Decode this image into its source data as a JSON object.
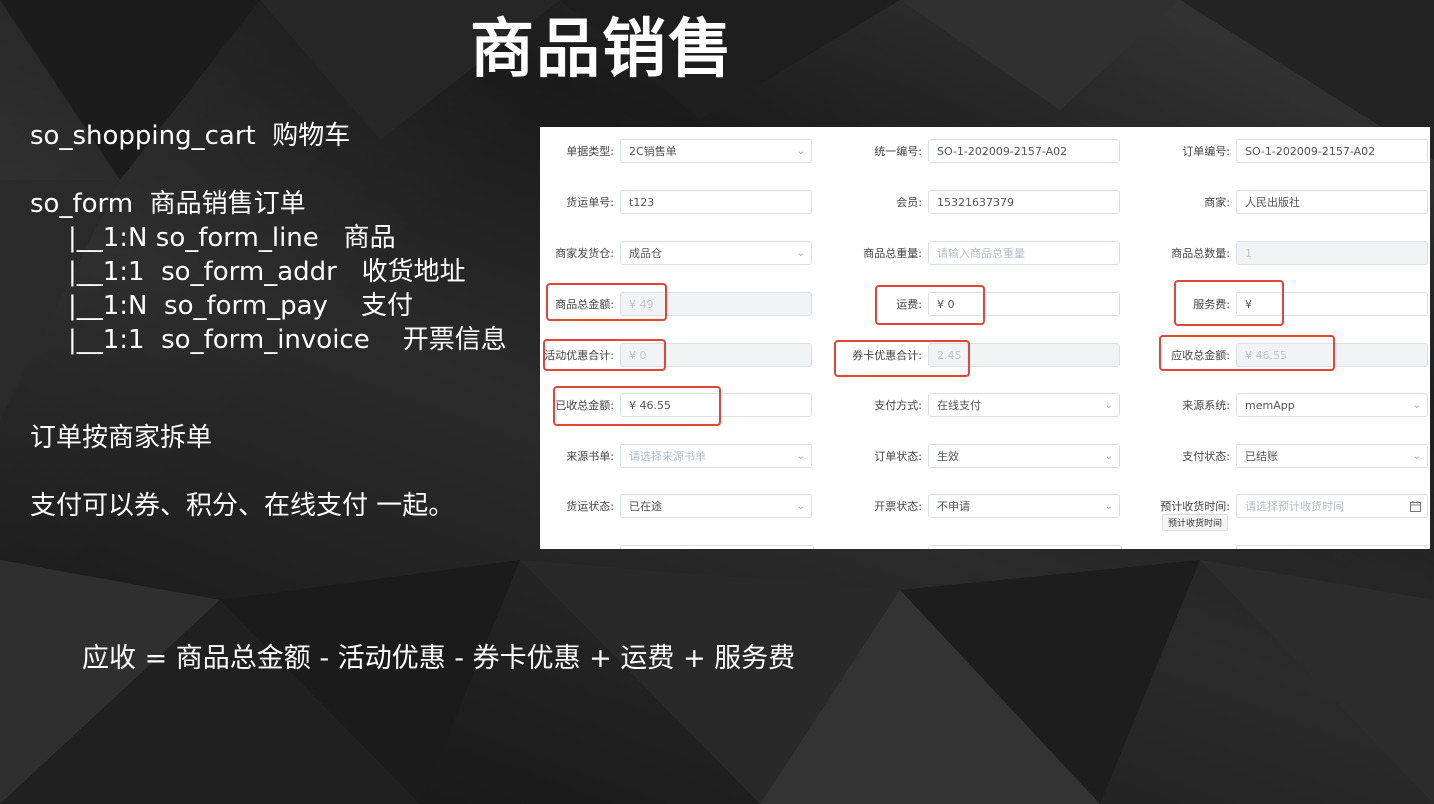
{
  "slide": {
    "title": "商品销售",
    "lines": [
      "so_shopping_cart  购物车",
      "so_form  商品销售订单",
      "|__1:N so_form_line   商品",
      "|__1:1  so_form_addr   收货地址",
      "|__1:N  so_form_pay    支付",
      "|__1:1  so_form_invoice    开票信息",
      "订单按商家拆单",
      "支付可以券、积分、在线支付 一起。"
    ],
    "formula": "应收 = 商品总金额 - 活动优惠 - 券卡优惠 + 运费 + 服务费"
  },
  "form": {
    "fields": [
      {
        "label": "单据类型:",
        "value": "2C销售单",
        "arrow": "⌄"
      },
      {
        "label": "统一编号:",
        "value": "SO-1-202009-2157-A02"
      },
      {
        "label": "订单编号:",
        "value": "SO-1-202009-2157-A02"
      },
      {
        "label": "货运单号:",
        "value": "t123"
      },
      {
        "label": "会员:",
        "value": "15321637379"
      },
      {
        "label": "商家:",
        "value": "人民出版社"
      },
      {
        "label": "商家发货仓:",
        "value": "成品仓",
        "arrow": "⌄"
      },
      {
        "label": "商品总重量:",
        "placeholder": "请输入商品总重量"
      },
      {
        "label": "商品总数量:",
        "value": "1"
      },
      {
        "label": "商品总金额:",
        "value": "¥ 49"
      },
      {
        "label": "运费:",
        "value": "¥ 0"
      },
      {
        "label": "服务费:",
        "value": "¥"
      },
      {
        "label": "活动优惠合计:",
        "value": "¥ 0"
      },
      {
        "label": "券卡优惠合计:",
        "value": "2.45"
      },
      {
        "label": "应收总金额:",
        "value": "¥ 46.55"
      },
      {
        "label": "已收总金额:",
        "value": "¥ 46.55"
      },
      {
        "label": "支付方式:",
        "value": "在线支付",
        "arrow": "⌄"
      },
      {
        "label": "来源系统:",
        "value": "memApp",
        "arrow": "⌄"
      },
      {
        "label": "来源书单:",
        "placeholder": "请选择来源书单",
        "arrow": "⌄"
      },
      {
        "label": "订单状态:",
        "value": "生效",
        "arrow": "⌄"
      },
      {
        "label": "支付状态:",
        "value": "已结账",
        "arrow": "⌄"
      },
      {
        "label": "货运状态:",
        "value": "已在途",
        "arrow": "⌄"
      },
      {
        "label": "开票状态:",
        "value": "不申请",
        "arrow": "⌄"
      },
      {
        "label": "预计收货时间:",
        "placeholder": "请选择预计收货时间",
        "icon": "calendar-icon"
      }
    ],
    "tooltip": "预计收货时间",
    "colors": {
      "highlight": "#e0463a",
      "border": "#dcdfe6",
      "disabled": "#f2f3f5"
    }
  }
}
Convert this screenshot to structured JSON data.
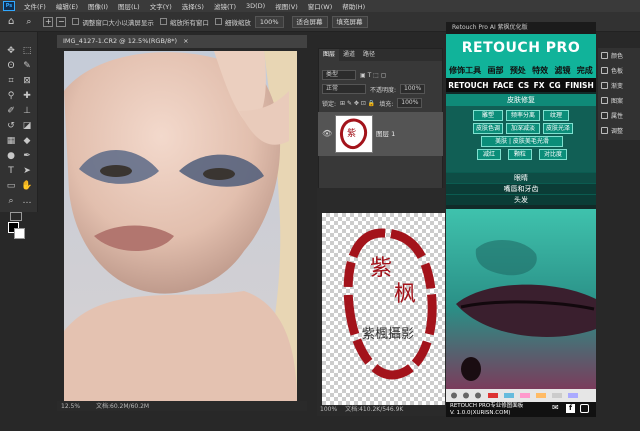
{
  "menu": [
    "文件(F)",
    "编辑(E)",
    "图像(I)",
    "图层(L)",
    "文字(Y)",
    "选择(S)",
    "滤镜(T)",
    "3D(D)",
    "视图(V)",
    "窗口(W)",
    "帮助(H)"
  ],
  "options": {
    "cb1": "调整窗口大小以满屏显示",
    "cb2": "缩放所有窗口",
    "cb3": "细微缩放",
    "zoom": "100%",
    "fit": "适合屏幕",
    "fill": "填充屏幕"
  },
  "doc1": {
    "tab": "IMG_4127-1.CR2 @ 12.5%(RGB/8*)",
    "zoom": "12.5%",
    "info": "文档:60.2M/60.2M"
  },
  "layers": {
    "tabs": [
      "图层",
      "通道",
      "路径"
    ],
    "kind": "类型",
    "mode": "正常",
    "opacity_label": "不透明度:",
    "opacity": "100%",
    "lock_label": "锁定:",
    "fill_label": "填充:",
    "fill": "100%",
    "layer_name": "图层 1",
    "footer": "fx"
  },
  "doc2": {
    "zoom": "100%",
    "info": "文档:410.2K/546.9K",
    "stamp_text": "紫楓攝影"
  },
  "plugin": {
    "header": "Retouch Pro AI 紫枫优化版",
    "logo": "RETOUCH PRO",
    "categories": [
      "修饰工具",
      "画部",
      "预处",
      "特效",
      "滤镜",
      "完成"
    ],
    "tabs": [
      "RETOUCH",
      "FACE",
      "CS",
      "FX",
      "CG",
      "FINISH"
    ],
    "section_skin": "皮肤修复",
    "row1": [
      "雕塑",
      "频率分离",
      "纹理"
    ],
    "row2": [
      "皮肤色调",
      "加深减淡",
      "皮肤光泽"
    ],
    "row3": "美肤 | 皮肤美毛光滑",
    "row4": [
      "减红",
      "颗粒",
      "对比度"
    ],
    "bar1": "眼睛",
    "bar2": "嘴唇和牙齿",
    "bar3": "头发",
    "footer1": "RETOUCH PRO专业修图面板",
    "footer2": "V. 1.0.0(XURISN.COM)"
  },
  "right_panel": [
    "颜色",
    "色板",
    "渐变",
    "图案",
    "属性",
    "调整"
  ]
}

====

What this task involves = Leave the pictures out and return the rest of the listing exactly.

Answer =
Decode this image into its source data as a JSON object.
{
  "slide": {
    "title": "商品销售",
    "lines": [
      "so_shopping_cart  购物车",
      "so_form  商品销售订单",
      "|__1:N so_form_line   商品",
      "|__1:1  so_form_addr   收货地址",
      "|__1:N  so_form_pay    支付",
      "|__1:1  so_form_invoice    开票信息",
      "订单按商家拆单",
      "支付可以券、积分、在线支付 一起。"
    ],
    "formula": "应收 = 商品总金额 - 活动优惠 - 券卡优惠 + 运费 + 服务费"
  },
  "form": {
    "fields": [
      {
        "label": "单据类型:",
        "value": "2C销售单",
        "arrow": "⌄"
      },
      {
        "label": "统一编号:",
        "value": "SO-1-202009-2157-A02"
      },
      {
        "label": "订单编号:",
        "value": "SO-1-202009-2157-A02"
      },
      {
        "label": "货运单号:",
        "value": "t123"
      },
      {
        "label": "会员:",
        "value": "15321637379"
      },
      {
        "label": "商家:",
        "value": "人民出版社"
      },
      {
        "label": "商家发货仓:",
        "value": "成品仓",
        "arrow": "⌄"
      },
      {
        "label": "商品总重量:",
        "placeholder": "请输入商品总重量"
      },
      {
        "label": "商品总数量:",
        "value": "1"
      },
      {
        "label": "商品总金额:",
        "value": "¥ 49"
      },
      {
        "label": "运费:",
        "value": "¥ 0"
      },
      {
        "label": "服务费:",
        "value": "¥"
      },
      {
        "label": "活动优惠合计:",
        "value": "¥ 0"
      },
      {
        "label": "券卡优惠合计:",
        "value": "2.45"
      },
      {
        "label": "应收总金额:",
        "value": "¥ 46.55"
      },
      {
        "label": "已收总金额:",
        "value": "¥ 46.55"
      },
      {
        "label": "支付方式:",
        "value": "在线支付",
        "arrow": "⌄"
      },
      {
        "label": "来源系统:",
        "value": "memApp",
        "arrow": "⌄"
      },
      {
        "label": "来源书单:",
        "placeholder": "请选择来源书单",
        "arrow": "⌄"
      },
      {
        "label": "订单状态:",
        "value": "生效",
        "arrow": "⌄"
      },
      {
        "label": "支付状态:",
        "value": "已结账",
        "arrow": "⌄"
      },
      {
        "label": "货运状态:",
        "value": "已在途",
        "arrow": "⌄"
      },
      {
        "label": "开票状态:",
        "value": "不申请",
        "arrow": "⌄"
      },
      {
        "label": "预计收货时间:",
        "placeholder": "请选择预计收货时间",
        "icon": "calendar-icon"
      }
    ],
    "tooltip": "预计收货时间",
    "colors": {
      "highlight": "#e0463a",
      "border": "#dcdfe6",
      "disabled": "#f2f3f5"
    }
  }
}
Convert this screenshot to structured JSON data.
{
  "menu": [
    "文件(F)",
    "编辑(E)",
    "图像(I)",
    "图层(L)",
    "文字(Y)",
    "选择(S)",
    "滤镜(T)",
    "3D(D)",
    "视图(V)",
    "窗口(W)",
    "帮助(H)"
  ],
  "options": {
    "cb1": "调整窗口大小以满屏显示",
    "cb2": "缩放所有窗口",
    "cb3": "细微缩放",
    "zoom": "100%",
    "fit": "适合屏幕",
    "fill": "填充屏幕"
  },
  "doc1": {
    "tab": "IMG_4127-1.CR2 @ 12.5%(RGB/8*)",
    "zoom": "12.5%",
    "info": "文档:60.2M/60.2M"
  },
  "layers": {
    "tabs": [
      "图层",
      "通道",
      "路径"
    ],
    "kind": "类型",
    "mode": "正常",
    "opacity_label": "不透明度:",
    "opacity": "100%",
    "lock_label": "锁定:",
    "fill_label": "填充:",
    "fill": "100%",
    "layer_name": "图层 1",
    "footer": "fx"
  },
  "doc2": {
    "zoom": "100%",
    "info": "文档:410.2K/546.9K",
    "stamp_text": "紫楓攝影"
  },
  "plugin": {
    "header": "Retouch Pro AI 紫枫优化版",
    "logo": "RETOUCH PRO",
    "categories": [
      "修饰工具",
      "画部",
      "预处",
      "特效",
      "滤镜",
      "完成"
    ],
    "tabs": [
      "RETOUCH",
      "FACE",
      "CS",
      "FX",
      "CG",
      "FINISH"
    ],
    "section_skin": "皮肤修复",
    "row1": [
      "雕塑",
      "频率分离",
      "纹理"
    ],
    "row2": [
      "皮肤色调",
      "加深减淡",
      "皮肤光泽"
    ],
    "row3": "美肤 | 皮肤美毛光滑",
    "row4": [
      "减红",
      "颗粒",
      "对比度"
    ],
    "bar1": "眼睛",
    "bar2": "嘴唇和牙齿",
    "bar3": "头发",
    "footer1": "RETOUCH PRO专业修图面板",
    "footer2": "V. 1.0.0(XURISN.COM)"
  },
  "right_panel": [
    "颜色",
    "色板",
    "渐变",
    "图案",
    "属性",
    "调整"
  ]
}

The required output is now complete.